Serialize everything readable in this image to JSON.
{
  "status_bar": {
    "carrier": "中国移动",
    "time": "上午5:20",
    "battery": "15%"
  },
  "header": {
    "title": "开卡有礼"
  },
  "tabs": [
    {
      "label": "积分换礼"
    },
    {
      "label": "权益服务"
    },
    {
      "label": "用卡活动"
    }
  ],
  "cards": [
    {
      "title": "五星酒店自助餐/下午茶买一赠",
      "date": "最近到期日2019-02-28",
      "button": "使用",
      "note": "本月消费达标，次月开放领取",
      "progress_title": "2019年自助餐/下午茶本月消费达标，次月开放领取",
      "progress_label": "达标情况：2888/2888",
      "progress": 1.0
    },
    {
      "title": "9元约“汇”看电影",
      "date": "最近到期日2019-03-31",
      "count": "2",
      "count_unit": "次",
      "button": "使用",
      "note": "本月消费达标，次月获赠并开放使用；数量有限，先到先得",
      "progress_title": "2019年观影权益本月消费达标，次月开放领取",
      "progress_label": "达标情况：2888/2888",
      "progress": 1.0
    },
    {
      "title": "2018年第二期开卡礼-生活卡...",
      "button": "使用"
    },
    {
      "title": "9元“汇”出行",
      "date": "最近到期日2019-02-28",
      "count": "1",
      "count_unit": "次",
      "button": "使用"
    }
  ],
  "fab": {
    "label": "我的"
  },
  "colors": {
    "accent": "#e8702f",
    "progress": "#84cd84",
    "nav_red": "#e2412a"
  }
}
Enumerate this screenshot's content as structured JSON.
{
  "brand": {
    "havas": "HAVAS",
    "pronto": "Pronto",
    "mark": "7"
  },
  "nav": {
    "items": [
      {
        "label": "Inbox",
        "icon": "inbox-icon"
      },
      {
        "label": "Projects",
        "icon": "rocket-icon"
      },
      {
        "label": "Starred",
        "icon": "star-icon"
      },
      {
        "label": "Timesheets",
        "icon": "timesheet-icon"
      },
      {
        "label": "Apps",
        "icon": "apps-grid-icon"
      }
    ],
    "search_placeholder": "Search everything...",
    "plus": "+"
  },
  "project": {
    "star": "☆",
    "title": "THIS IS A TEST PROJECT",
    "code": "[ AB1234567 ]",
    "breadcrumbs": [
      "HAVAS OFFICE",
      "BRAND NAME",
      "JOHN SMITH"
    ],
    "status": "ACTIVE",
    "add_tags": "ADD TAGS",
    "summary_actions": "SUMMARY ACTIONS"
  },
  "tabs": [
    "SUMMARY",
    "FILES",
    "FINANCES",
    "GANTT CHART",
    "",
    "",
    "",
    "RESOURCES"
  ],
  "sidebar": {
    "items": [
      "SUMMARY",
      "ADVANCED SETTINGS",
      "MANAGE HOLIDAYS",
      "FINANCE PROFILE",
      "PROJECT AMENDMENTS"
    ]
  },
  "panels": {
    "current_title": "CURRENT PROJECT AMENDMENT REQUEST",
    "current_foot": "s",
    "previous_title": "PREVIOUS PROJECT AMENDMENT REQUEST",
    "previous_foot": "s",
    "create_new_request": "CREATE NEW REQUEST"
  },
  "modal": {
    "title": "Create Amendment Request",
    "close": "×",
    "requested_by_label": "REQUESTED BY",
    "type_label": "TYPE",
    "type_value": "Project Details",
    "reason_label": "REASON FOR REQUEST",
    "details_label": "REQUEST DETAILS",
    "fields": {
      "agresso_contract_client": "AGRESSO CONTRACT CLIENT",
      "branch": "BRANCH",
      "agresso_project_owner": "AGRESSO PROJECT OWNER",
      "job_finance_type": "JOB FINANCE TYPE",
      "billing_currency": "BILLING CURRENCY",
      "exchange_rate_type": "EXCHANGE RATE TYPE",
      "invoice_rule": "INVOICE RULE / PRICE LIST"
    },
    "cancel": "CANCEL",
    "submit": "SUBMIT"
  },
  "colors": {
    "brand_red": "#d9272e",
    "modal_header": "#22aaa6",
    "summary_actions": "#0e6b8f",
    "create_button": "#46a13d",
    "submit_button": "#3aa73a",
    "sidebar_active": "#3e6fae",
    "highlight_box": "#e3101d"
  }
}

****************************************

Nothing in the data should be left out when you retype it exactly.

▶ Answer for this exercise:
Serialize everything readable in this image to JSON.
{
  "status_bar": {
    "carrier": "中国移动",
    "time": "上午5:20",
    "battery": "15%"
  },
  "header": {
    "title": "开卡有礼"
  },
  "tabs": [
    {
      "label": "积分换礼"
    },
    {
      "label": "权益服务"
    },
    {
      "label": "用卡活动"
    }
  ],
  "cards": [
    {
      "title": "五星酒店自助餐/下午茶买一赠",
      "date": "最近到期日2019-02-28",
      "button": "使用",
      "note": "本月消费达标，次月开放领取",
      "progress_title": "2019年自助餐/下午茶本月消费达标，次月开放领取",
      "progress_label": "达标情况：2888/2888",
      "progress": 1.0
    },
    {
      "title": "9元约“汇”看电影",
      "date": "最近到期日2019-03-31",
      "count": "2",
      "count_unit": "次",
      "button": "使用",
      "note": "本月消费达标，次月获赠并开放使用；数量有限，先到先得",
      "progress_title": "2019年观影权益本月消费达标，次月开放领取",
      "progress_label": "达标情况：2888/2888",
      "progress": 1.0
    },
    {
      "title": "2018年第二期开卡礼-生活卡...",
      "button": "使用"
    },
    {
      "title": "9元“汇”出行",
      "date": "最近到期日2019-02-28",
      "count": "1",
      "count_unit": "次",
      "button": "使用"
    }
  ],
  "fab": {
    "label": "我的"
  },
  "colors": {
    "accent": "#e8702f",
    "progress": "#84cd84",
    "nav_red": "#e2412a"
  }
}
Enumerate this screenshot's content as structured JSON.
{
  "brand": {
    "havas": "HAVAS",
    "pronto": "Pronto",
    "mark": "7"
  },
  "nav": {
    "items": [
      {
        "label": "Inbox",
        "icon": "inbox-icon"
      },
      {
        "label": "Projects",
        "icon": "rocket-icon"
      },
      {
        "label": "Starred",
        "icon": "star-icon"
      },
      {
        "label": "Timesheets",
        "icon": "timesheet-icon"
      },
      {
        "label": "Apps",
        "icon": "apps-grid-icon"
      }
    ],
    "search_placeholder": "Search everything...",
    "plus": "+"
  },
  "project": {
    "star": "☆",
    "title": "THIS IS A TEST PROJECT",
    "code": "[ AB1234567 ]",
    "breadcrumbs": [
      "HAVAS OFFICE",
      "BRAND NAME",
      "JOHN SMITH"
    ],
    "status": "ACTIVE",
    "add_tags": "ADD TAGS",
    "summary_actions": "SUMMARY ACTIONS"
  },
  "tabs": [
    "SUMMARY",
    "FILES",
    "FINANCES",
    "GANTT CHART",
    "",
    "",
    "",
    "RESOURCES"
  ],
  "sidebar": {
    "items": [
      "SUMMARY",
      "ADVANCED SETTINGS",
      "MANAGE HOLIDAYS",
      "FINANCE PROFILE",
      "PROJECT AMENDMENTS"
    ]
  },
  "panels": {
    "current_title": "CURRENT PROJECT AMENDMENT REQUEST",
    "current_foot": "s",
    "previous_title": "PREVIOUS PROJECT AMENDMENT REQUEST",
    "previous_foot": "s",
    "create_new_request": "CREATE NEW REQUEST"
  },
  "modal": {
    "title": "Create Amendment Request",
    "close": "×",
    "requested_by_label": "REQUESTED BY",
    "type_label": "TYPE",
    "type_value": "Project Details",
    "reason_label": "REASON FOR REQUEST",
    "details_label": "REQUEST DETAILS",
    "fields": {
      "agresso_contract_client": "AGRESSO CONTRACT CLIENT",
      "branch": "BRANCH",
      "agresso_project_owner": "AGRESSO PROJECT OWNER",
      "job_finance_type": "JOB FINANCE TYPE",
      "billing_currency": "BILLING CURRENCY",
      "exchange_rate_type": "EXCHANGE RATE TYPE",
      "invoice_rule": "INVOICE RULE / PRICE LIST"
    },
    "cancel": "CANCEL",
    "submit": "SUBMIT"
  },
  "colors": {
    "brand_red": "#d9272e",
    "modal_header": "#22aaa6",
    "summary_actions": "#0e6b8f",
    "create_button": "#46a13d",
    "submit_button": "#3aa73a",
    "sidebar_active": "#3e6fae",
    "highlight_box": "#e3101d"
  }
}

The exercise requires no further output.